Thursday, January 7, 2016

Some sad news from my former employer

Sadly, the hits keep coming. I agree with the writer that this could not come at a worst time for journalism. As for Ann Arbor, as I wrote when they folded the Ann Arbor News tent, it was doomed from the start. But I do wish my friends and colleagues the best. They are doing the best with very little.


Anonymous said...

MLive continues to slide. But it's not the only Michigan news organization to do so. Even Jesus couldn't save The catholic Times and Catholic Weekly from industry changes:

Wonder if they considered merging their four editions. Surely they did and rejected the idea as unworkable or too little too late.

Anonymous said...

Another piece on MLive's demise locally:

And CJR's take on the cutbacks:

Anonymous said...

More MLive news. Come Heller or high water has hit a high-water mark. Andrew Heller pens his last column for the media organization.

Interestingly, he doesn't explain why this is his final MLive column, so one must assume he's a victim of the MLive cutbacks we've been reading about here, if few other places. So MLive's bloody ax finally befalls Andy after all these years.

I, for one, at least, have questioned the propriety of Andy's column since formally leaving the FJ's staff several years ago. I know of no other regular outside MLive columnist who works, or has worked, full-time at a PR firm. And nowhere does MLive, or Andy's column boilerplate, reveal that fact for readers.

Perhaps worse, as Andy reveals in his final MLive column, MLive had continued to pay him for his columns.

Heave any of Andy's post-FJ employers done lobbying in Lansing or Washington, DC? If so, that makes his MLive columnist gig even more questionable.

All this may not add up to the most serious of newspaper conflicts or breaches, but I still think it had been an issue until now. Apparently, MLive saw no such issue, or if it did, it decided to turn a blind eye for the past several years, preferring instead to exploit Andy's popularity as a columnist.

That said, Andy's writing talent and popularity are what enabled him to survive this long at a slowly dying news organization. He deserves credit there.
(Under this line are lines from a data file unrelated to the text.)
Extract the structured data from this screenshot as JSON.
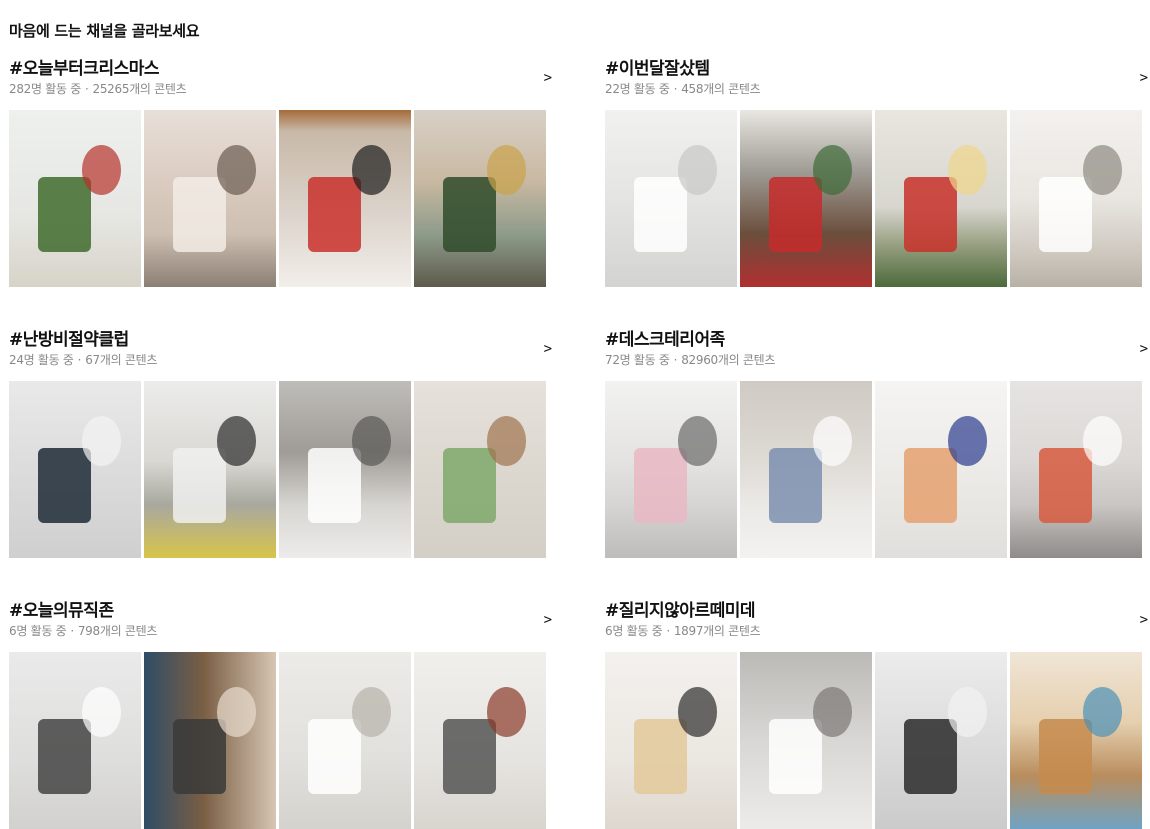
{
  "page": {
    "heading": "마음에 드는 채널을 골라보세요"
  },
  "channels": [
    {
      "name": "#오늘부터크리스마스",
      "members": "282명 활동 중",
      "sep": "·",
      "posts": "25265개의 콘텐츠",
      "more": ">",
      "thumbs": [
        {
          "bg": "linear-gradient(180deg,#eef0ee 0%,#e6e7e3 60%,#d7d3c8 100%)",
          "accent": "#3f6b2c",
          "accent2": "#b7322b"
        },
        {
          "bg": "linear-gradient(180deg,#e8dfd9 0%,#d9c9be 45%,#cdbfb1 70%,#8c7f74 100%)",
          "accent": "#f2ece5",
          "accent2": "#6b5b50"
        },
        {
          "bg": "linear-gradient(180deg,#a56b3a 0%,#c8b9a8 12%,#dcd4cc 60%,#f2eeea 100%)",
          "accent": "#c9302c",
          "accent2": "#1d1d1d"
        },
        {
          "bg": "linear-gradient(180deg,#d8d0c6 0%,#c9b9a2 40%,#8e9c8a 70%,#5e5a4c 100%)",
          "accent": "#2f4b2a",
          "accent2": "#c9a24a"
        }
      ]
    },
    {
      "name": "#이번달잘샀템",
      "members": "22명 활동 중",
      "sep": "·",
      "posts": "458개의 콘텐츠",
      "more": ">",
      "thumbs": [
        {
          "bg": "linear-gradient(180deg,#f1f1ef 0%,#e4e4e2 50%,#d3d3d1 100%)",
          "accent": "#ffffff",
          "accent2": "#c8c8c6"
        },
        {
          "bg": "linear-gradient(180deg,#e9e7e1 0%,#9e9b94 35%,#6b4e3c 70%,#b03030 100%)",
          "accent": "#c62b2b",
          "accent2": "#3d6b37"
        },
        {
          "bg": "linear-gradient(180deg,#e8e6df 0%,#d7d6cf 55%,#9ba285 75%,#4d6a3b 100%)",
          "accent": "#c8312a",
          "accent2": "#f0d58a"
        },
        {
          "bg": "linear-gradient(180deg,#f3f1ee 0%,#e9e6e1 50%,#cfc9c0 80%,#b8b1a6 100%)",
          "accent": "#ffffff",
          "accent2": "#8f8a82"
        }
      ]
    },
    {
      "name": "#난방비절약클럽",
      "members": "24명 활동 중",
      "sep": "·",
      "posts": "67개의 콘텐츠",
      "more": ">",
      "thumbs": [
        {
          "bg": "linear-gradient(180deg,#e9e9e9 0%,#dcdcdc 50%,#cfcfcf 100%)",
          "accent": "#1d2a36",
          "accent2": "#f4f4f4"
        },
        {
          "bg": "linear-gradient(180deg,#ececea 0%,#d9d8d3 45%,#a9a89f 70%,#d8c44a 100%)",
          "accent": "#f0f0ee",
          "accent2": "#2b2b2b"
        },
        {
          "bg": "linear-gradient(180deg,#bfbdb9 0%,#9f9c97 40%,#d7d5d1 70%,#eeecea 100%)",
          "accent": "#ffffff",
          "accent2": "#5a5855"
        },
        {
          "bg": "linear-gradient(180deg,#e6e2db 0%,#dcd7cf 50%,#d3cfc7 100%)",
          "accent": "#7fa86b",
          "accent2": "#a0734f"
        }
      ]
    },
    {
      "name": "#데스크테리어족",
      "members": "72명 활동 중",
      "sep": "·",
      "posts": "82960개의 콘텐츠",
      "more": ">",
      "thumbs": [
        {
          "bg": "linear-gradient(180deg,#f2f2f1 0%,#e4e3e1 45%,#d6d5d3 70%,#bdbcba 100%)",
          "accent": "#e9b9c3",
          "accent2": "#6b6b6b"
        },
        {
          "bg": "linear-gradient(180deg,#cfcac3 0%,#dcd8d2 40%,#ebe9e6 70%,#f3f2f0 100%)",
          "accent": "#7d8faf",
          "accent2": "#ffffff"
        },
        {
          "bg": "linear-gradient(180deg,#f5f4f2 0%,#ecebe8 50%,#e1dfdb 100%)",
          "accent": "#e5a16e",
          "accent2": "#2b3c8f"
        },
        {
          "bg": "linear-gradient(180deg,#e6e4e2 0%,#dbd8d5 45%,#c9c6c3 70%,#8e8b88 100%)",
          "accent": "#d75a3f",
          "accent2": "#ffffff"
        }
      ]
    },
    {
      "name": "#오늘의뮤직존",
      "members": "6명 활동 중",
      "sep": "·",
      "posts": "798개의 콘텐츠",
      "more": ">",
      "thumbs": [
        {
          "bg": "linear-gradient(180deg,#eaeaea 0%,#dededd 60%,#d2d1cf 100%)",
          "accent": "#444444",
          "accent2": "#ffffff"
        },
        {
          "bg": "linear-gradient(90deg,#2e4d66 0%,#7a5e44 45%,#d7c6b3 100%)",
          "accent": "#3a3a3a",
          "accent2": "#e8dccd"
        },
        {
          "bg": "linear-gradient(180deg,#ecebe8 0%,#e1e0dc 60%,#d4d2cd 100%)",
          "accent": "#ffffff",
          "accent2": "#b7b2aa"
        },
        {
          "bg": "linear-gradient(180deg,#f0efec 0%,#e6e4e0 60%,#d8d5cf 100%)",
          "accent": "#555555",
          "accent2": "#8a3b2a"
        }
      ]
    },
    {
      "name": "#질리지않아르떼미데",
      "members": "6명 활동 중",
      "sep": "·",
      "posts": "1897개의 콘텐츠",
      "more": ">",
      "thumbs": [
        {
          "bg": "linear-gradient(180deg,#f3f1ee 0%,#ebe7e1 60%,#ddd7ce 100%)",
          "accent": "#e3c99a",
          "accent2": "#2c2c2c"
        },
        {
          "bg": "linear-gradient(180deg,#bcbab7 0%,#d9d7d4 50%,#ecebe9 100%)",
          "accent": "#ffffff",
          "accent2": "#7a7875"
        },
        {
          "bg": "linear-gradient(180deg,#ececec 0%,#dcdcdc 50%,#cbcbcb 100%)",
          "accent": "#2a2a2a",
          "accent2": "#f2f2f2"
        },
        {
          "bg": "linear-gradient(180deg,#f0e5d6 0%,#e5cfae 40%,#b98d5d 70%,#6fa3c4 100%)",
          "accent": "#c58b4e",
          "accent2": "#4b91b8"
        }
      ]
    }
  ]
}
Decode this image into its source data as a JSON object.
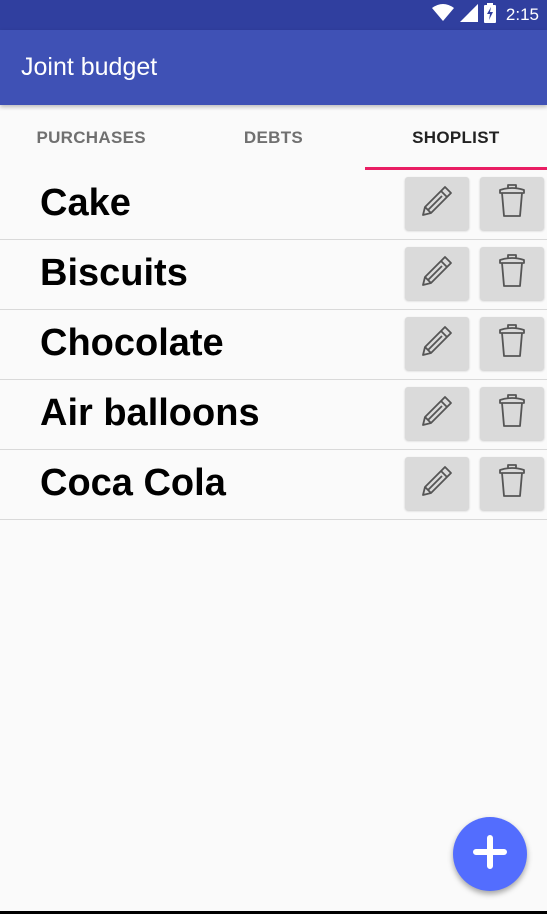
{
  "status_bar": {
    "time": "2:15",
    "icons": [
      "wifi-icon",
      "signal-icon",
      "battery-charging-icon"
    ]
  },
  "app_bar": {
    "title": "Joint budget"
  },
  "tabs": [
    {
      "label": "PURCHASES",
      "active": false
    },
    {
      "label": "DEBTS",
      "active": false
    },
    {
      "label": "SHOPLIST",
      "active": true
    }
  ],
  "shoplist": {
    "items": [
      {
        "name": "Cake"
      },
      {
        "name": "Biscuits"
      },
      {
        "name": "Chocolate"
      },
      {
        "name": "Air balloons"
      },
      {
        "name": "Coca Cola"
      }
    ],
    "row_icons": {
      "edit": "pencil-icon",
      "delete": "trash-icon"
    }
  },
  "fab": {
    "icon": "plus-icon"
  },
  "colors": {
    "status_bar": "#303f9f",
    "app_bar": "#3f51b5",
    "tab_indicator": "#e91e63",
    "fab": "#536dfe",
    "button_bg": "#dadada"
  }
}
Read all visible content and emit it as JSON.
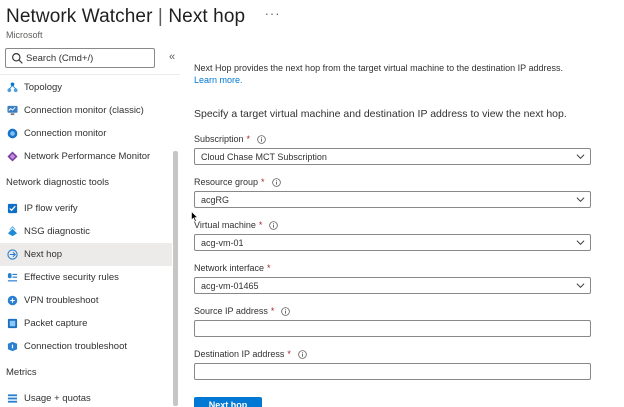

And no one need feel sorry for Andy -- he continues to work full-time as far as I can tell -- no thanks to MLive (for more than one reason - Ha!)

Anonymous said...

Regarding the Flint water crisis, part of its sad chronology includes a state decision on water treatment that supposedly was incorrect because it was based Flint having fewer than 50,000 residents when, in fact, it has a population of more than 100,000 population.

This from the Detroit News:

"On Sunday, Wyant said staffers applied standards of the Lead and Copper Rule that were designed for populations below 50,000. Flint has a population of roughly 100,000, which triggers a different set of criteria and includes performing two six-month testing programs of local water to determine proper corrosion controls."

But interestingly, Flint's actual population as of 2014, according to our official source of such things, the US Census, was below 100,000 (99,000):

And as we all know, Flint's population, even pre-water crisis, has been steadily declining year after year for decades. How many peeps have fled the ruined city in the past year? Right, it's a lot, though certainly there still are more than 50,000 people there.

The point of all this is, because federal regs often are precise to the letter, maybe that water treatment misstep actually wasn't a misstep at all. What exactly do the regs say on this subject when a city's population is more than 50,000 but less than 100,000? Maybe that particular decision wasn't wrong as has been reported and assumed ad nauseam.

I'm not trying to minimize the severity of the problem facing Flint residents. Their drinking water is tainted and even toxic. And multiple entities should have acted earlier and more responsively. Just pointing out one supposedly very wrong decision may not be as wrong as has been reported and commonly accepted.

Maybe Flint resident and political pundit Bill Ballanger isn't so wrong after all.

The truth will come out in the wash one day, and the laundry may not be quite as dirty as most everyone is saying now.

Anonymous said...

Some FJ/MLive personnel news for you FJ junkies:

Come Heller ...

Anonymous said...

More former MLivers in the news:

Bailing ship or just moving on up? You decide. Discuss among yourselves, assuming this is posted sometime this century.

One wonders if the Flint water crisis has boosted the FJ's circulation...